• ABOUT THIS TASK:
Filter these records by the string "screenshot", copying each line that holds it.

DATA IN THIS EXERCISE Start Marker

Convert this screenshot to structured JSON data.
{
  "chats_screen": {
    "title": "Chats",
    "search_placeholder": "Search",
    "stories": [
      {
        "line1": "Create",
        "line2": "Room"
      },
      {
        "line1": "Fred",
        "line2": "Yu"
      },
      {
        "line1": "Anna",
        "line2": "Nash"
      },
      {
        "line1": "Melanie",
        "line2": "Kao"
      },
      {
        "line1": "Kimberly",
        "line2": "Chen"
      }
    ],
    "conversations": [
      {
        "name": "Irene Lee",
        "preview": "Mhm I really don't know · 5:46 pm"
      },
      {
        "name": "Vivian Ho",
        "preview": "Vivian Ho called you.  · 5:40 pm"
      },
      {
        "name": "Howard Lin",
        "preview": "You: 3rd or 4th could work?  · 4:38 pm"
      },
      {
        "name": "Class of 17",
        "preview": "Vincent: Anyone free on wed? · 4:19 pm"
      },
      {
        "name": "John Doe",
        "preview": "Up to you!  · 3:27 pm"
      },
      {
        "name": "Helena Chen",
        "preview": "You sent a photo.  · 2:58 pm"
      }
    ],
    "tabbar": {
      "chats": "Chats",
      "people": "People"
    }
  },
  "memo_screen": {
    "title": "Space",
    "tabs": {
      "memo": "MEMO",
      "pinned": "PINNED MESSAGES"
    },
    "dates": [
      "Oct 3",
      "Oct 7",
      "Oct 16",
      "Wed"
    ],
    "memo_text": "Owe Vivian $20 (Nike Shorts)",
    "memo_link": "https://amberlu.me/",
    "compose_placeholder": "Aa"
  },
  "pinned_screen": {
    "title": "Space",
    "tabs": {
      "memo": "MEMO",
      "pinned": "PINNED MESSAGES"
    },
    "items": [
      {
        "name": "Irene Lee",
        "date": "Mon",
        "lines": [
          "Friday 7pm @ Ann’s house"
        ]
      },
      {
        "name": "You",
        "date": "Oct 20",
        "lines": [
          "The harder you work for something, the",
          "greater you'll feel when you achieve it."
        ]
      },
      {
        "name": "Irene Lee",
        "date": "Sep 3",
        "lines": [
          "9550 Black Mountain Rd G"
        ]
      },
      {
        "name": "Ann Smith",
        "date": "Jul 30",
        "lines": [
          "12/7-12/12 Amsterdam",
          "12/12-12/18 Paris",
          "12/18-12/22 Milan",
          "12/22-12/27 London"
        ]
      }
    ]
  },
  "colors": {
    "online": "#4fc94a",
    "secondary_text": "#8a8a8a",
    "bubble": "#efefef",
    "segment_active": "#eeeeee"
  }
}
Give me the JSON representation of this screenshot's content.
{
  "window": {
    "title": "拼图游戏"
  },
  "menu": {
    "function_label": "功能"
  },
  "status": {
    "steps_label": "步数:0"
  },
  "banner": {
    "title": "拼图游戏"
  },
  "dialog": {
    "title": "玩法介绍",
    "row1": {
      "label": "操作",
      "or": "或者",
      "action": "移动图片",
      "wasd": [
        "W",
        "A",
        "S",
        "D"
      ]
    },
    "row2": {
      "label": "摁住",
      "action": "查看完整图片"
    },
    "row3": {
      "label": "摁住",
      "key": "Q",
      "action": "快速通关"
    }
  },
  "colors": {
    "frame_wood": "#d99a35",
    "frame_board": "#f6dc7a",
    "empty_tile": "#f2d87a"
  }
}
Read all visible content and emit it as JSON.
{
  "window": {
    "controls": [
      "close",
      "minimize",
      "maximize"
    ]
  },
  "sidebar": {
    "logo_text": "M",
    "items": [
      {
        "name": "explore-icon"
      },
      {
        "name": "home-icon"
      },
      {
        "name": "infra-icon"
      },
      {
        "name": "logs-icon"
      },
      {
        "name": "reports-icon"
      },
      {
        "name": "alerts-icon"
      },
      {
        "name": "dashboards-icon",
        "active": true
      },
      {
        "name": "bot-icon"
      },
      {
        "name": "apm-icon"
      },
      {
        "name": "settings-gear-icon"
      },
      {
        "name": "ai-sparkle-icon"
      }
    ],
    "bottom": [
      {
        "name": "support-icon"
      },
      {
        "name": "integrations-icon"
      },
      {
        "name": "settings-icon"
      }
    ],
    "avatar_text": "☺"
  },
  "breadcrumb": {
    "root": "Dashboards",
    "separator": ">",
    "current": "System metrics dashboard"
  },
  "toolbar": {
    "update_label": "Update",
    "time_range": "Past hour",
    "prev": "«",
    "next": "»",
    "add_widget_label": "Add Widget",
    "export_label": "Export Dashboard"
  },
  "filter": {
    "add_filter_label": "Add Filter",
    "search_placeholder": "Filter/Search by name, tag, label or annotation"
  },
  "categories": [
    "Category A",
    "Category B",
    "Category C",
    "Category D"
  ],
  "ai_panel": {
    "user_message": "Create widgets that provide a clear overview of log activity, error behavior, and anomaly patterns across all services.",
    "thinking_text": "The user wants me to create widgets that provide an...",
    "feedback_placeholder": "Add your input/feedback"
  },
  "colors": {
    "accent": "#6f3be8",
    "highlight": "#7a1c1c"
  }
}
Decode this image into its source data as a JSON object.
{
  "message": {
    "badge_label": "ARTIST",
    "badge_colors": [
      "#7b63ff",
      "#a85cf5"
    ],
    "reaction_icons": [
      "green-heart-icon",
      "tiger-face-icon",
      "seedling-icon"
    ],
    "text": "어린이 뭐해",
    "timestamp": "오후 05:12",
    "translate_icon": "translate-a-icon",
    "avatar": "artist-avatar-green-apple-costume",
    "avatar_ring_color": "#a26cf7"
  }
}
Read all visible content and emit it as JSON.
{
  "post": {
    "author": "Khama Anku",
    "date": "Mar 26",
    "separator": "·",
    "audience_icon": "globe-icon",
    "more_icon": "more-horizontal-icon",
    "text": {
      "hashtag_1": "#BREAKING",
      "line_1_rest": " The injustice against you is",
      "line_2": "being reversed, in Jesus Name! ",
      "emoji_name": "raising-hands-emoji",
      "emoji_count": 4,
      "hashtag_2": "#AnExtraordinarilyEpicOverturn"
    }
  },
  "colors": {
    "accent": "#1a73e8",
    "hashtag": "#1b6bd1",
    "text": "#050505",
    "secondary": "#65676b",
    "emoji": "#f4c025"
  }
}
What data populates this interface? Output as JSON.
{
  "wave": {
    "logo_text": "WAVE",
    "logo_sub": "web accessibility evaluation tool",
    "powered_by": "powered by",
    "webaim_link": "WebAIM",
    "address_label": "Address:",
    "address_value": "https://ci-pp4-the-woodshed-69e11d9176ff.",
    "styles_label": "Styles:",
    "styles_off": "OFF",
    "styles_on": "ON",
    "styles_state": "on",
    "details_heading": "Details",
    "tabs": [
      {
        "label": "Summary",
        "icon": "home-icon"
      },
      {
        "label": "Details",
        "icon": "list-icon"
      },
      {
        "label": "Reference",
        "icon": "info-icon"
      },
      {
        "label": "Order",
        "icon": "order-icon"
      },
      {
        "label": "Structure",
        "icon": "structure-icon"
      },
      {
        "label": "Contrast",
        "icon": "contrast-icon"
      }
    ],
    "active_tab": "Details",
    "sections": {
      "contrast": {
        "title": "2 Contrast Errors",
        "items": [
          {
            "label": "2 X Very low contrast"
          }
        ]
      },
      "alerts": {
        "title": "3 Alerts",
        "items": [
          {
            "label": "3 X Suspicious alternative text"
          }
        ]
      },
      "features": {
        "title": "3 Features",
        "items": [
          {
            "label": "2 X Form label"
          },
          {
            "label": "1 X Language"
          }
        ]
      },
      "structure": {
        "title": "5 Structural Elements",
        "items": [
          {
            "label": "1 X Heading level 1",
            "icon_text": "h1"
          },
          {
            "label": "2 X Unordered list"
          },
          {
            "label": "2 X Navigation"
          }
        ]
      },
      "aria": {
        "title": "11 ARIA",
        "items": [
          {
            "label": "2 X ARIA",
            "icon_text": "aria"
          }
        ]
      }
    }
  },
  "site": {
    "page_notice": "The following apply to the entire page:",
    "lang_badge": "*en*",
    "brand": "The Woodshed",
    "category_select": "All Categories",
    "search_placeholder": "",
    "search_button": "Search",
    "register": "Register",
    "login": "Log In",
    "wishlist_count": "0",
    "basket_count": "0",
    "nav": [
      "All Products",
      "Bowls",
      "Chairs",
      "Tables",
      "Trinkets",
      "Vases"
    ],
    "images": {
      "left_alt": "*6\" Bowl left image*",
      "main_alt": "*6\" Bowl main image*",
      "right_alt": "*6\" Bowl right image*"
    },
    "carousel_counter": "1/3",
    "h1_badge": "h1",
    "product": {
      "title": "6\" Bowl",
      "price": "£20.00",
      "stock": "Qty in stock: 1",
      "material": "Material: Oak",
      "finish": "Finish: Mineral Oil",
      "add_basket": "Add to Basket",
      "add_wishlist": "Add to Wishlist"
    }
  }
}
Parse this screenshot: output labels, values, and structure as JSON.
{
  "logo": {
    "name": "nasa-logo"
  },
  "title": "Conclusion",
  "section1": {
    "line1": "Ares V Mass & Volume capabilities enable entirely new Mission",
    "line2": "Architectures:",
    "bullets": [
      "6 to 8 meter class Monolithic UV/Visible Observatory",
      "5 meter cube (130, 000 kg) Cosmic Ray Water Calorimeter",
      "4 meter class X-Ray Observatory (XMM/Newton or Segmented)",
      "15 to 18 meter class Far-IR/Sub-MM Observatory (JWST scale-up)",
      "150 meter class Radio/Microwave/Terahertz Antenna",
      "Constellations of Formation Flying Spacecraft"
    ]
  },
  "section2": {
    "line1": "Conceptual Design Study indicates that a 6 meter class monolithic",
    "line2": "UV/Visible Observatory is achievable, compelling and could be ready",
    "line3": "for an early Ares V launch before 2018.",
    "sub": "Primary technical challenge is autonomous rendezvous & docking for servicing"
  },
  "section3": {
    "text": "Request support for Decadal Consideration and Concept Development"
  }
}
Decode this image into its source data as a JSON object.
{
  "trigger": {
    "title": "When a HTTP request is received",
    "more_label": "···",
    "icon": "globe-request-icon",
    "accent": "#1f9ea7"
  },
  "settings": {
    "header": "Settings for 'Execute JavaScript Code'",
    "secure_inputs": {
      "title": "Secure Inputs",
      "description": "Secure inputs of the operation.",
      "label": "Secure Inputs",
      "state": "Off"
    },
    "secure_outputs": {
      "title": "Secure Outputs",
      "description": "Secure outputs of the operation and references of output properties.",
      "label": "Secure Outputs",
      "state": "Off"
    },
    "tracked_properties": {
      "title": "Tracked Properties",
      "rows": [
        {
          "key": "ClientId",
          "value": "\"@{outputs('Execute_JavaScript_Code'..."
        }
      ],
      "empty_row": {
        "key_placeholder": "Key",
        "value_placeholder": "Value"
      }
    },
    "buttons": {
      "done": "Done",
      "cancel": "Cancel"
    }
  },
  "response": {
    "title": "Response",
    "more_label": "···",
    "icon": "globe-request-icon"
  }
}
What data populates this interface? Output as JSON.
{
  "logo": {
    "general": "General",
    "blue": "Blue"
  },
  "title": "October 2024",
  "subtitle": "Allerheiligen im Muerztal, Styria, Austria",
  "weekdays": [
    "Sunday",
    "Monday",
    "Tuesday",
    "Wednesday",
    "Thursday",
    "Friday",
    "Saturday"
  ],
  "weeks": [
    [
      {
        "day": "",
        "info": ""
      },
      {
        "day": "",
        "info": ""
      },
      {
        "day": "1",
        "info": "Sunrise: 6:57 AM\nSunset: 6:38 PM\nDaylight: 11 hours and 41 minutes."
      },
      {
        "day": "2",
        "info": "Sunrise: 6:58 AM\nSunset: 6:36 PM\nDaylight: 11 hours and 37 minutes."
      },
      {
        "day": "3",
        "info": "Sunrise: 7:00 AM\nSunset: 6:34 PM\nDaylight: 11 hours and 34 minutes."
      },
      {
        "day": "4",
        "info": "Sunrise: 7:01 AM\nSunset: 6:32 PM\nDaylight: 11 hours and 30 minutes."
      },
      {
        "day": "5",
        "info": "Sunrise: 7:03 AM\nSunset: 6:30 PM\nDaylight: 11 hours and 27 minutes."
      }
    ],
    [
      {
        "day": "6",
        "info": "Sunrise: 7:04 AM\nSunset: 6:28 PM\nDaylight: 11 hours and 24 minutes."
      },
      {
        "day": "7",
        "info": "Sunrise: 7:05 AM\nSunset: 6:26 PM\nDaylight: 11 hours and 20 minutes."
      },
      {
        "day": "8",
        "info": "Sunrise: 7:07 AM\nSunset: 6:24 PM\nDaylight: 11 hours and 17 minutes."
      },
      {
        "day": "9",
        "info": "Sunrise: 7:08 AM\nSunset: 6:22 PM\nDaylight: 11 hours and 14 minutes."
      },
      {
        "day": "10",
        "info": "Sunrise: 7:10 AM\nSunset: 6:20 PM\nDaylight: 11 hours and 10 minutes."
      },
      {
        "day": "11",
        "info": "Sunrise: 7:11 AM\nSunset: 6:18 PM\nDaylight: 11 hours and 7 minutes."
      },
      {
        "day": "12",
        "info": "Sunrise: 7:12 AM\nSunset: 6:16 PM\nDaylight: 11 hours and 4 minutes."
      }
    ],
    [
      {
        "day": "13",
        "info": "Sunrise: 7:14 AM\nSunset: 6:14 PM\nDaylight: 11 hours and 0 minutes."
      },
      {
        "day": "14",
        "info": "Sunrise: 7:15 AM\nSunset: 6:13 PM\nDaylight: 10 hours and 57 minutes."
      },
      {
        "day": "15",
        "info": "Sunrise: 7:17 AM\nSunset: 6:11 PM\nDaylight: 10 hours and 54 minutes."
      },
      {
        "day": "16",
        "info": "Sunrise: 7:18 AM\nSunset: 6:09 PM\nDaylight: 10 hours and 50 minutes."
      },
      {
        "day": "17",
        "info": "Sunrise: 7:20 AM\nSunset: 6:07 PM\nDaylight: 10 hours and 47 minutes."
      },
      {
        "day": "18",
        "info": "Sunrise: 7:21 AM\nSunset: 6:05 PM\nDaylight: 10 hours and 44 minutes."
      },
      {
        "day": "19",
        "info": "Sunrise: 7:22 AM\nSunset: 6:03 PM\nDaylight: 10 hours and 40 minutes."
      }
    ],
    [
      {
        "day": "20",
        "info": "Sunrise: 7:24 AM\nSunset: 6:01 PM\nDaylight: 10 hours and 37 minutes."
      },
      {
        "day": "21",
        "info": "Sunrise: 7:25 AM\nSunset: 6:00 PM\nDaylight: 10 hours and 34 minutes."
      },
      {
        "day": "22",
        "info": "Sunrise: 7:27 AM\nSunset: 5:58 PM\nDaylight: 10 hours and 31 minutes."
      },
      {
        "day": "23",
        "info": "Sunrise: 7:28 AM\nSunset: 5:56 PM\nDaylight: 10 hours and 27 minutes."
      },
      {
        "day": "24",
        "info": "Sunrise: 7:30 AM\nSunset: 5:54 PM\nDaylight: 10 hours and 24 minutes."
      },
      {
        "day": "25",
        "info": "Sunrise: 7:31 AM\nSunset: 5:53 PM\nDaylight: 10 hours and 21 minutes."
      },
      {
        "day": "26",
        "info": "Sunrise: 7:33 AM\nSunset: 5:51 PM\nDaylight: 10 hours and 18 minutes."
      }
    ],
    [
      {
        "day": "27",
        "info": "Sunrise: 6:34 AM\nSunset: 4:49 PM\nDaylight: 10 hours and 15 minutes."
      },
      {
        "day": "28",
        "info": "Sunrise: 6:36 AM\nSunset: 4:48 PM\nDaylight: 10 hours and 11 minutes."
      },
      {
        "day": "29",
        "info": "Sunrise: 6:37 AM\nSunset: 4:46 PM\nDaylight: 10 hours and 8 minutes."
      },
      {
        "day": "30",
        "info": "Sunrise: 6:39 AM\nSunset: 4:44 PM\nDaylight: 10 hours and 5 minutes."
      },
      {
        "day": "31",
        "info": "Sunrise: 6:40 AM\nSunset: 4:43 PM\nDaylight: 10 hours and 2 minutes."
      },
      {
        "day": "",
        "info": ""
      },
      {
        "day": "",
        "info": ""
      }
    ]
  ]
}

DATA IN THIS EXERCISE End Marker

• OUTPUT OF THE TASK:
Convert this screenshot to structured JSON data.
Give me the JSON representation of this screenshot's content.
Parse this screenshot: output labels, values, and structure as JSON.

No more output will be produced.